Risk mapping of the likelihood and impact of a Xylella fastidiosa outbreak in Scotland
Although Xylella has so far not been detected in Scotland, an outbreak would have serious impacts on any host plant-related activities/businesses and the wider environment. An essential aspect of ensuring Scotland’s preparedness for the possible arrival of Xylella is to prepare a risk map for the likelihood of the arrival of Xylella together with the consequences for key elements of the Scottish economy (directly and indirectly impacted) in the event of an outbreak. Data relevant to the risk mapping for Scotland would include location of sites involved in plant imports, volume of plants imported, impact on business trading in plants if an outbreak is detected and the wider environmental impact.
Impact: This project will contribute to Scottish Government’s contingency and preparedness measures for the possible arrival of Xylella fastidiosa by mapping the risk of likelihood and impact of an outbreak.
Improving knowledge of Xylella fastidiosa vector ecology: modelling vector occurrence and abundance in the wider landscape in Scotland
If introduced to the UK, the insect-vectored, bacterial plant pathogen Xylella fastidiosa could be a serious threat to trees and other plants. There is a lack of knowledge about the ecology and distributions of Xylella vectors in Scotland and the potential effects of this on any outbreak of the disease, which this project aimed to address.

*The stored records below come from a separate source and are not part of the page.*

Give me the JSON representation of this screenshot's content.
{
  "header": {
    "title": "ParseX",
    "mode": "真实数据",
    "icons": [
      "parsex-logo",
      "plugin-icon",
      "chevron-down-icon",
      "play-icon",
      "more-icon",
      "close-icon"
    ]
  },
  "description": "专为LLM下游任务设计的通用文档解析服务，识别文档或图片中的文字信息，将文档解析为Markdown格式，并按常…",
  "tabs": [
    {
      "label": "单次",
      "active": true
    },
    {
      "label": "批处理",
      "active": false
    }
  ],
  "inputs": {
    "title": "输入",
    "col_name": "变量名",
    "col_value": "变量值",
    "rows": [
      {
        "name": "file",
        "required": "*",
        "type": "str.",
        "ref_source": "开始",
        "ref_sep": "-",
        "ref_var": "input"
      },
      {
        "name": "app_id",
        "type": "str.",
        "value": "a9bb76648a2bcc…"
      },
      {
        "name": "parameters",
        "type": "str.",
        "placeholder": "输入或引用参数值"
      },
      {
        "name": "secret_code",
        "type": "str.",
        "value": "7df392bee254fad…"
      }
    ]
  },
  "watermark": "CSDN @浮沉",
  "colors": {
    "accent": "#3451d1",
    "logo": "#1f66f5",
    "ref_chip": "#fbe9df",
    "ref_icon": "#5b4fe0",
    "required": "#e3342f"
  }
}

The Centres of Expertise (CoE) work at the interface between policy and research and provide responsive work in areas of high policy importance: climate change, animal disease outbreaks, plant health, water, knowledge exchange and impact. The Centres draw upon the expertise of the researchers of the Scottish Environment, Food and Agriculture Research Institutes (SEFARI), universities, government agencies and research organisations across Scotland. Each Centre has its own style, leadership, and governance, but all have the same ethos: delivering evidence with impact. In this leaflet, each CoE highlights examples of where that impact has really made a difference.
This project constructed a modelling framework which combined epidemiological and economic modelling. The modelling framework was used to study predictions of spread and economic impact of pests which are not currently in the UK, including Xylella fastidiosa, Candidatus Liberibacter solanacearum (Zebra chip) and Ips typographus (Eight toothed Spruce Bark Beetle).
Impact: A web/desktop application is available to the PHC and Scottish Government to analyse the effects of climate change on the spread and economic impact of new threats.
Status, Scottish specific issues, Plant Health Centre perspective and Key priorities and recommendations concerning the threat from Xylella fastidiosa to Scotland